Use a branch to isolate development work without affecting other branches in the repository. Each repository has one default branch, and can have multiple other branches. You can merge a branch into another branch using a pull request.
In this article
You can use branches to:
- Develop features
- Fix bugs
- Safely experiment with new ideas
For more information, see "Creating and deleting branches within your repository."
Once you're satisfied with the changes in your branch, you can open a pull request to merge your branch (the head branch) into another branch (the base branch). For more information, see "About pull requests."
You can also use a branch to publish a GitHub Pages site. For more information, see "What is GitHub Pages?"
You must have write access to a repository to create a branch, open a pull request, or delete and restore branches in a pull request. In repositories where you have owner or admin access, you can change the default branch. For more information, see "Access permissions on GitHub Enterprise" and "Managing branches in your repository."
Working with protected branches
Repository administrators can enable protections on a branch. If you're working on a branch that's protected, you won't be able to delete or force push to the branch. Repository administrators can additionally enable several other protected branch settings to enforce various workflows before a branch can be merged.
Note: If you're a repository administrator, you can merge pull requests on branches with branch protections enabled even if the pull request does not meet the requirements, unless branch protections have been set to "Include administrators."
To see if your pull request can be merged, look in the merge box at the bottom of the pull request's Conversation tab. For more information, see "About protected branches."
When a branch is protected:
- You won't be able to delete or force push to the branch.
- If required status checks are enabled on the branch, you won't be able to merge changes into the branch until all of the required CI tests pass. For more information, see "About status checks."
- If required pull request reviews are enabled on the branch, you won't be able to merge changes into the branch until all requirements in the pull request review policy have been met. For more information, see "Merging a pull request."
- If required review from a code owner is enabled on a branch, and a pull request modifies code that has an owner, a code owner must approve the pull request before it can be merged. For more information, see "About code owners."
- If required commit signing is enabled on a branch, you won't be able to push any commits to the branch that are not signed and verified. For more information, see "About commit signature verification" and "About required commit signing."

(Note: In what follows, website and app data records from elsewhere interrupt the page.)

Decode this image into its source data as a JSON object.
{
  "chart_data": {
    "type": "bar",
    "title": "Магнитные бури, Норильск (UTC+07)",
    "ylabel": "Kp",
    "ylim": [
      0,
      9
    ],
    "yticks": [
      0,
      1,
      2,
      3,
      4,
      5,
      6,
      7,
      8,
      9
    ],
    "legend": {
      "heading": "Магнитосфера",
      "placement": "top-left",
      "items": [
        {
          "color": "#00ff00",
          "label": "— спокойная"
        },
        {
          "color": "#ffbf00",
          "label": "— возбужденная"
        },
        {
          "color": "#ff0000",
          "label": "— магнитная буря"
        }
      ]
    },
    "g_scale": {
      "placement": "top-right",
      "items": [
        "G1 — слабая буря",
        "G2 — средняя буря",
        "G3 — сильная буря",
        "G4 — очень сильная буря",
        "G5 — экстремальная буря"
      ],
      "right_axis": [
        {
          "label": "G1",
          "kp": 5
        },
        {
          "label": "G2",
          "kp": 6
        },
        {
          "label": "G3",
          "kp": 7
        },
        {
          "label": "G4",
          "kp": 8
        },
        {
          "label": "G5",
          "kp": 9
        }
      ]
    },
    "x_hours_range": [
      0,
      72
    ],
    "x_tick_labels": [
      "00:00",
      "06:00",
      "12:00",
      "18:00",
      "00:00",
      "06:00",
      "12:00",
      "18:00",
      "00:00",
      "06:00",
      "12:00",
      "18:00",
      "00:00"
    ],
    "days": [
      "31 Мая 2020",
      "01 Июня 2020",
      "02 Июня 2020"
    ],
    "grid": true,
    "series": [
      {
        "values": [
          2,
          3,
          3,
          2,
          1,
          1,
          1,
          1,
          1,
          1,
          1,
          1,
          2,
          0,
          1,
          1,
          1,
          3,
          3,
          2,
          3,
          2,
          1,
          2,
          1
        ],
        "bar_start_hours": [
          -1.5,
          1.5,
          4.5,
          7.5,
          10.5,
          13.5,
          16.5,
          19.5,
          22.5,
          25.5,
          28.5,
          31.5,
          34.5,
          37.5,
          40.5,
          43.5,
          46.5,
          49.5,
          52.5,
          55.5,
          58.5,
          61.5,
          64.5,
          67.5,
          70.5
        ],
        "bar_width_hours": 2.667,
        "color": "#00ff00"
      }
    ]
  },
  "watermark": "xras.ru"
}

- "About pull requests"
- "Branch" in the GitHub glossary
- "Branches in a Nutshell" in the Git documentation